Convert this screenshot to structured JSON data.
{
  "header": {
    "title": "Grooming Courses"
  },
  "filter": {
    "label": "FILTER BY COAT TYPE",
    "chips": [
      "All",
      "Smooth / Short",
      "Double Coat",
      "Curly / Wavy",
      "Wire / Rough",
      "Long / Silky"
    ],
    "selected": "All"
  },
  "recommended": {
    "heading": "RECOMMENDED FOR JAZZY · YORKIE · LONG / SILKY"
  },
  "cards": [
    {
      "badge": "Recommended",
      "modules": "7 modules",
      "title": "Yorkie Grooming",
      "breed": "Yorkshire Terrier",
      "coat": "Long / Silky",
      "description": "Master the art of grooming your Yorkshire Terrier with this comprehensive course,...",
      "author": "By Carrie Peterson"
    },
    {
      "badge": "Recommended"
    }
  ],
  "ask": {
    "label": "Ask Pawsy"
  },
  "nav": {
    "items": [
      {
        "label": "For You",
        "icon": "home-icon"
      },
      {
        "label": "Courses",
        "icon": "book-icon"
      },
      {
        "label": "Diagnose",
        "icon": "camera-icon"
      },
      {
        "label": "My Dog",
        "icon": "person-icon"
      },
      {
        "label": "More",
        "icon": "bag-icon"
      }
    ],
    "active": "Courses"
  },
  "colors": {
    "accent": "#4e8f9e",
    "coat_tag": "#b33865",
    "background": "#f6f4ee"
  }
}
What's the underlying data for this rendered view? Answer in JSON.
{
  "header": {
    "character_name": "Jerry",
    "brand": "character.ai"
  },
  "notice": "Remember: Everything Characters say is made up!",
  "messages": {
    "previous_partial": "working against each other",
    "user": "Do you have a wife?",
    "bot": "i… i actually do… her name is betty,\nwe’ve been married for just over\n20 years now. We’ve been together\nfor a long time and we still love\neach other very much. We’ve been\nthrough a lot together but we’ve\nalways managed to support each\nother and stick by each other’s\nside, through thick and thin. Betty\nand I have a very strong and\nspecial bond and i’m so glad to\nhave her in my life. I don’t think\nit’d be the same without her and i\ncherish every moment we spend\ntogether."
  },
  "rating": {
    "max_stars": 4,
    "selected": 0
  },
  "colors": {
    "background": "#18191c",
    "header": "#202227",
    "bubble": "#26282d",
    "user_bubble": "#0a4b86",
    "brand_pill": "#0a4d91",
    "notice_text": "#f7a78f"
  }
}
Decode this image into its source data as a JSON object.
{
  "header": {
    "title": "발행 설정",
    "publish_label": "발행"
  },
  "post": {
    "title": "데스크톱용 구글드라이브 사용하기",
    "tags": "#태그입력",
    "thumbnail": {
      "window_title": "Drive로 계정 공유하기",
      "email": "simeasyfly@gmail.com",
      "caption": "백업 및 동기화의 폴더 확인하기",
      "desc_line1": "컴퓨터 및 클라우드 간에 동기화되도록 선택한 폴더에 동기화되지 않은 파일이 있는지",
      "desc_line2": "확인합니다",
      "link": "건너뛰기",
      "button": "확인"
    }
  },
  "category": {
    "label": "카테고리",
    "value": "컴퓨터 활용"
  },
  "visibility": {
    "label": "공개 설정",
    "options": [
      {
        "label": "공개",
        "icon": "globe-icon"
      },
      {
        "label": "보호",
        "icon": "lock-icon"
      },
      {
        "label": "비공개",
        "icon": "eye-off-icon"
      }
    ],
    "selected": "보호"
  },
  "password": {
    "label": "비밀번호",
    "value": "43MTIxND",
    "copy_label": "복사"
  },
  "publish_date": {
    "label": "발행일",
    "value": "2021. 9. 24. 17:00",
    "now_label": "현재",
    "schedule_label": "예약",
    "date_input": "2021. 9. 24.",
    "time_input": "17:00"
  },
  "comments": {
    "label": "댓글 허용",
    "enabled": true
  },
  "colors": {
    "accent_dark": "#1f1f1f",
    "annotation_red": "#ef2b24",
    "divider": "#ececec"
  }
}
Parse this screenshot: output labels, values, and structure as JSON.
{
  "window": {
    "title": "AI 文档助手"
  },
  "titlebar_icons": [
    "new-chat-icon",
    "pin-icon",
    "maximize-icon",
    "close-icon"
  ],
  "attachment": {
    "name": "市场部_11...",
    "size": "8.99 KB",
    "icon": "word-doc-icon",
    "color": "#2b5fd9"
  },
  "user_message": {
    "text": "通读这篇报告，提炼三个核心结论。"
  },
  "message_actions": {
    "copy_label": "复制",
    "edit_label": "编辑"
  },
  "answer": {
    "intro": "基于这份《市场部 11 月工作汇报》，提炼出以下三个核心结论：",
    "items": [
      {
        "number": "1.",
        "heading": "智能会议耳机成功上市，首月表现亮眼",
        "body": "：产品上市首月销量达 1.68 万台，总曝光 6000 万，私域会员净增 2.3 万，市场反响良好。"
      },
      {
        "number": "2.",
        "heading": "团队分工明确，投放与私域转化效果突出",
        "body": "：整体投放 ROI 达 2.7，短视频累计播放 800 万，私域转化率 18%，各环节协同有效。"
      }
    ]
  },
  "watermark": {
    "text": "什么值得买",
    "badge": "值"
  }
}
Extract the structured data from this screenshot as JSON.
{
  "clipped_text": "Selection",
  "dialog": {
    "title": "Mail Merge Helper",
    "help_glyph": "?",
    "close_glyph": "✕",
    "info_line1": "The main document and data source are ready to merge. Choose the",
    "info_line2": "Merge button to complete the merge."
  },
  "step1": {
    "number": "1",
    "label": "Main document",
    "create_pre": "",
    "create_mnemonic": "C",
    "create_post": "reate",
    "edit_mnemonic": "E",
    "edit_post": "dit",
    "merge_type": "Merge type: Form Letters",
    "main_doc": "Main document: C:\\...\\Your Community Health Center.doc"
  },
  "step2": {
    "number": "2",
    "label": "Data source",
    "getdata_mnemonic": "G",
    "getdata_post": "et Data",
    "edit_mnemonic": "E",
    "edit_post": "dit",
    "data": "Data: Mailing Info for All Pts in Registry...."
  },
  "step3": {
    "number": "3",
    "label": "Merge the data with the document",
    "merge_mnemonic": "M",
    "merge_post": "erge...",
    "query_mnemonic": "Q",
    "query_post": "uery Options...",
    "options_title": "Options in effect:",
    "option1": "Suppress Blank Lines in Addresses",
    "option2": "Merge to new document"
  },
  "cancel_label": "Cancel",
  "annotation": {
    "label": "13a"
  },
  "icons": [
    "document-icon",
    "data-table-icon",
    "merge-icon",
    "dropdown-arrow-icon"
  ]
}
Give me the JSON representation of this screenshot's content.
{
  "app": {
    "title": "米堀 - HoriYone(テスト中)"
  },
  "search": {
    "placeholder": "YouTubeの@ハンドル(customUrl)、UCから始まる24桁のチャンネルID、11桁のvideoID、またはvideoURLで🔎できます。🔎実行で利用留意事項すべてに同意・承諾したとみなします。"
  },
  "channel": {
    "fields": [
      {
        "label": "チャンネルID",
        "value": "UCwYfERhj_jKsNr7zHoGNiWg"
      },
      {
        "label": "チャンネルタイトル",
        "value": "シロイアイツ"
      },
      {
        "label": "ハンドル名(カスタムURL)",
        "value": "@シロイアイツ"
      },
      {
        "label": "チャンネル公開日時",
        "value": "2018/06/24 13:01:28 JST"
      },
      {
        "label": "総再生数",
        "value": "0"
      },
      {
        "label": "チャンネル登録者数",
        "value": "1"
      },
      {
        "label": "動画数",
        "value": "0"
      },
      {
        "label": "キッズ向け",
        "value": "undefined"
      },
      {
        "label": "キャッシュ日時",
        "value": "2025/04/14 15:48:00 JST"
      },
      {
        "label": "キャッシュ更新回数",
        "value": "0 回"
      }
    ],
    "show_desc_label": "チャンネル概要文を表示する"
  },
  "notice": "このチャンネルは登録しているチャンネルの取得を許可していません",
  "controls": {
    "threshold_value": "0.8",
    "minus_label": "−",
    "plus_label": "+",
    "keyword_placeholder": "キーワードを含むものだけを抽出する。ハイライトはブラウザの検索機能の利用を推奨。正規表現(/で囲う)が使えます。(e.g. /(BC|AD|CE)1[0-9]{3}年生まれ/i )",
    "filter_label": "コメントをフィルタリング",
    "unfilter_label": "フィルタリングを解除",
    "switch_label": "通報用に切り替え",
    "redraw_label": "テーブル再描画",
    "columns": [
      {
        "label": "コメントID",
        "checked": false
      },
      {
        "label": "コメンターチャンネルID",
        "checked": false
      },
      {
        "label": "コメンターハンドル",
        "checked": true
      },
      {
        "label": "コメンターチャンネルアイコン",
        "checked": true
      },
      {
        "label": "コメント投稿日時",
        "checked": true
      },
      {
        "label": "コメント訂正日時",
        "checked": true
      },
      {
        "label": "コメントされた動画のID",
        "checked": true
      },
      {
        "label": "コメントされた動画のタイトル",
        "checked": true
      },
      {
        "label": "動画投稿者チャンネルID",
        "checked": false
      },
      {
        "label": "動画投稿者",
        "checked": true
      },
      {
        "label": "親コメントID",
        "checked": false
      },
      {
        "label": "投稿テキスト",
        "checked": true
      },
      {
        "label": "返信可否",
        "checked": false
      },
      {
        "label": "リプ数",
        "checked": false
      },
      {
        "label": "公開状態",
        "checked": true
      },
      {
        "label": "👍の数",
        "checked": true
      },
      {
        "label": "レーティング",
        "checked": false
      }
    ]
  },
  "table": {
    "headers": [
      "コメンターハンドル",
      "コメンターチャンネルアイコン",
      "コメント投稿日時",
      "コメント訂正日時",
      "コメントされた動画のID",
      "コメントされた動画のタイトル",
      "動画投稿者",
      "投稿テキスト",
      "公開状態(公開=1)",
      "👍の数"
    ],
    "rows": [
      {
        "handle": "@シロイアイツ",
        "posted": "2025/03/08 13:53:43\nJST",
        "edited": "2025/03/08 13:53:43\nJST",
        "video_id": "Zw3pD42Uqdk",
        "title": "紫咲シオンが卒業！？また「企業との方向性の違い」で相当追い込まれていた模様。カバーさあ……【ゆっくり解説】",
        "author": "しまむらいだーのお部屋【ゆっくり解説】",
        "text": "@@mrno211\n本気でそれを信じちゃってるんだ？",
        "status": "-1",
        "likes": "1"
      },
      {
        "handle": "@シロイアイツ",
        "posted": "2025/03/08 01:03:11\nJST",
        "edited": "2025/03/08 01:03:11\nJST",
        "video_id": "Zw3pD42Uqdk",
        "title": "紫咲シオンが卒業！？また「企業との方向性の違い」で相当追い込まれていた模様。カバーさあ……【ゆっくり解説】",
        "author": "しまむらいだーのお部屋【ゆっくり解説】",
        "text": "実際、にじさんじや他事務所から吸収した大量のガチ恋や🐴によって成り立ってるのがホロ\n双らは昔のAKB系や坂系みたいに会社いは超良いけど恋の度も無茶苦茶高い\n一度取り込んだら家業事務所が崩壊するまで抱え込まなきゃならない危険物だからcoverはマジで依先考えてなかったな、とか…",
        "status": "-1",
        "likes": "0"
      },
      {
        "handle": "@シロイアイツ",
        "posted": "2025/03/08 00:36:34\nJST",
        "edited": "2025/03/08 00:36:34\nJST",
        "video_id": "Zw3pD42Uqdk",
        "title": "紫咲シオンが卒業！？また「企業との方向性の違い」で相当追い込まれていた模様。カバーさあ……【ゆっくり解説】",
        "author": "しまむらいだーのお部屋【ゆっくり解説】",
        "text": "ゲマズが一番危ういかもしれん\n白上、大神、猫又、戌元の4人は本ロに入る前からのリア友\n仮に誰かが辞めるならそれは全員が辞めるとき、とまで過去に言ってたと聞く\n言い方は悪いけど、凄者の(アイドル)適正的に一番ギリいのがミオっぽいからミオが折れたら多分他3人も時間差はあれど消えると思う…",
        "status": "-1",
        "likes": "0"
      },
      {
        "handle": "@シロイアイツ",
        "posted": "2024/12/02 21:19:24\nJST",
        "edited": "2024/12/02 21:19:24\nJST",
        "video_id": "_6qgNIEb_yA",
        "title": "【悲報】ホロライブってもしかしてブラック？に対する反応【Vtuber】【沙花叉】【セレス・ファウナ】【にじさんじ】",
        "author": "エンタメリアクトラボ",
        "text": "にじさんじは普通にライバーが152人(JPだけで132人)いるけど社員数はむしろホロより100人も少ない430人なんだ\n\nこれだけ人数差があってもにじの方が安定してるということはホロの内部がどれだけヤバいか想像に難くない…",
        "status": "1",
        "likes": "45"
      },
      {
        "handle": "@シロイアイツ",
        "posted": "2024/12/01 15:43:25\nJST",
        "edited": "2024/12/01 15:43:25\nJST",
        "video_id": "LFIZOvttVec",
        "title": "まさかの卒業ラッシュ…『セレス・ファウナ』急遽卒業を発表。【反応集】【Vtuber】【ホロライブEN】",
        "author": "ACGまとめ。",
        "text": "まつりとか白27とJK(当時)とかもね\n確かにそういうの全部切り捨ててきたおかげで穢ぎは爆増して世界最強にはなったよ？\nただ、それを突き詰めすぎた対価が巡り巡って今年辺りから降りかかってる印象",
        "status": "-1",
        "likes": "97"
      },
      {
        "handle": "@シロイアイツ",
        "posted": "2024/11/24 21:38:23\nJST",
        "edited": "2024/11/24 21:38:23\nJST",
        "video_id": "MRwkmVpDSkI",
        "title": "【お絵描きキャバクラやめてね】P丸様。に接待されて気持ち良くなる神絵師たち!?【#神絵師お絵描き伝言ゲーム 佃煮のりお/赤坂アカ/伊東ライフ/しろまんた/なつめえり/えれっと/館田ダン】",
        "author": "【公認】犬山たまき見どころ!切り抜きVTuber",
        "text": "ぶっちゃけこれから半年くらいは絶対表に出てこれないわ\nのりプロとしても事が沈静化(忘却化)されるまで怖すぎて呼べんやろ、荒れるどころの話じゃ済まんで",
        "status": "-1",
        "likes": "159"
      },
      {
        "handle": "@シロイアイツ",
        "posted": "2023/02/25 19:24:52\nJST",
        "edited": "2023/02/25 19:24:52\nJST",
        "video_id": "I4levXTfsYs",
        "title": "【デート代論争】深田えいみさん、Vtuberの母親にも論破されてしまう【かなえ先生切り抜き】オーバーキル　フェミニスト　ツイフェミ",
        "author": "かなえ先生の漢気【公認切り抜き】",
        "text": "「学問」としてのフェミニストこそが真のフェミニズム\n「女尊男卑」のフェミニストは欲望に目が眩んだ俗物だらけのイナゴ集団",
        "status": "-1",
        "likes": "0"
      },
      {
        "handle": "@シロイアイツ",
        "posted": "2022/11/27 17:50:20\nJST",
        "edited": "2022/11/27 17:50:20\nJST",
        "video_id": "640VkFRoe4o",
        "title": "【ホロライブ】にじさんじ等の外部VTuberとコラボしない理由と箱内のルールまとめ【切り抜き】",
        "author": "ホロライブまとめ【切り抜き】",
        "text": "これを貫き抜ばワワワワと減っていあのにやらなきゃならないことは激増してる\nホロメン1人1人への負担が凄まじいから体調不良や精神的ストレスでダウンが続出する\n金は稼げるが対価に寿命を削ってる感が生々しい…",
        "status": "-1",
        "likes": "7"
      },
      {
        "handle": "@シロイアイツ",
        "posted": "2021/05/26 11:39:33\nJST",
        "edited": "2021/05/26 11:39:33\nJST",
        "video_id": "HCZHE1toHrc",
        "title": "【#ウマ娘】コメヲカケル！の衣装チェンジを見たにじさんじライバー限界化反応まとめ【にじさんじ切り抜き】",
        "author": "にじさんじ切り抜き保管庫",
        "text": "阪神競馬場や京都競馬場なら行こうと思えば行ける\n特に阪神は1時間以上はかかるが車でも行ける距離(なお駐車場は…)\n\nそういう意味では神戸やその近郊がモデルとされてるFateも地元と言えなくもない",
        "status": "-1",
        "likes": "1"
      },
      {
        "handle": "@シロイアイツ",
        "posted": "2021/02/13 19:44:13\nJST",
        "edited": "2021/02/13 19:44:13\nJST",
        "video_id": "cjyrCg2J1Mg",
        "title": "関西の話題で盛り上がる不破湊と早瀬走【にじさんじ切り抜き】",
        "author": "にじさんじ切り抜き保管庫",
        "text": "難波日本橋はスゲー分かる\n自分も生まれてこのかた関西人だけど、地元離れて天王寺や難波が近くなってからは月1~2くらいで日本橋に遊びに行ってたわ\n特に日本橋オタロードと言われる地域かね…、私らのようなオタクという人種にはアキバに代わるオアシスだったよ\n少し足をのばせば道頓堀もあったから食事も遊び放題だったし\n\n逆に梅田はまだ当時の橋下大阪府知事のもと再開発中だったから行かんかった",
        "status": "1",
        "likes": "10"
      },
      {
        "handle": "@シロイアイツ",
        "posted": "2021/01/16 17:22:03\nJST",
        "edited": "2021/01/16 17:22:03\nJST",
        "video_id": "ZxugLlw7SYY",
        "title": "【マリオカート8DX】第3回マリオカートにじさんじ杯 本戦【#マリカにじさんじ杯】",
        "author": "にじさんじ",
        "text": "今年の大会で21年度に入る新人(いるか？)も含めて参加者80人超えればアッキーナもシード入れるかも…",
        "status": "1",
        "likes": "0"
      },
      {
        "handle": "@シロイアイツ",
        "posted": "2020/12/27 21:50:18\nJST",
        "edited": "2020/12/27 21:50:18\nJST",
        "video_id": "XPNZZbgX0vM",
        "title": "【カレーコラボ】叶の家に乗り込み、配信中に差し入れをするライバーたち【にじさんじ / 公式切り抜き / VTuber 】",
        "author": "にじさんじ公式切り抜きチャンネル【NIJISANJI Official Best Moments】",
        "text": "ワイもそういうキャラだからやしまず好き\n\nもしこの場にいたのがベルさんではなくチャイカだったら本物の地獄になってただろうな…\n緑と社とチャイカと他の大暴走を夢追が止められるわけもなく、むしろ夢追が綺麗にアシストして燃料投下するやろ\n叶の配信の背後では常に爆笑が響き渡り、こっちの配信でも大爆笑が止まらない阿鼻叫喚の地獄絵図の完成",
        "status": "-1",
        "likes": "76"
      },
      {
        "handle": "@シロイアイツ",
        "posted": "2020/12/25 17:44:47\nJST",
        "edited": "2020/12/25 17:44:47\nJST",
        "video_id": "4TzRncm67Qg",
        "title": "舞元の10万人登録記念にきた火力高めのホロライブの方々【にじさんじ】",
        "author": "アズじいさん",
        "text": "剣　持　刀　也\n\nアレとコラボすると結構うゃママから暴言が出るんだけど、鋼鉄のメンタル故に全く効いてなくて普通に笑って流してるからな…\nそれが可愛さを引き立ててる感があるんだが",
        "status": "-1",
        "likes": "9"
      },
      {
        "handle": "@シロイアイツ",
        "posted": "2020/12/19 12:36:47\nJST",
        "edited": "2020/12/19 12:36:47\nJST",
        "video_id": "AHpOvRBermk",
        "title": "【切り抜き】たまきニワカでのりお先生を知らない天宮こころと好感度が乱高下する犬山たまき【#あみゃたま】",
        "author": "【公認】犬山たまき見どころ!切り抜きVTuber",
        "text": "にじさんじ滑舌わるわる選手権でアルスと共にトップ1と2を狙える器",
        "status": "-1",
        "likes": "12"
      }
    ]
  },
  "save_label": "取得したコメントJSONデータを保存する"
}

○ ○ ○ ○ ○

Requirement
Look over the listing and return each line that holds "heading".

Response area
    "heading": "RECOMMENDED FOR JAZZY · YORKIE · LONG / SILKY"
        "heading": "智能会议耳机成功上市，首月表现亮眼",
        "heading": "团队分工明确，投放与私域转化效果突出",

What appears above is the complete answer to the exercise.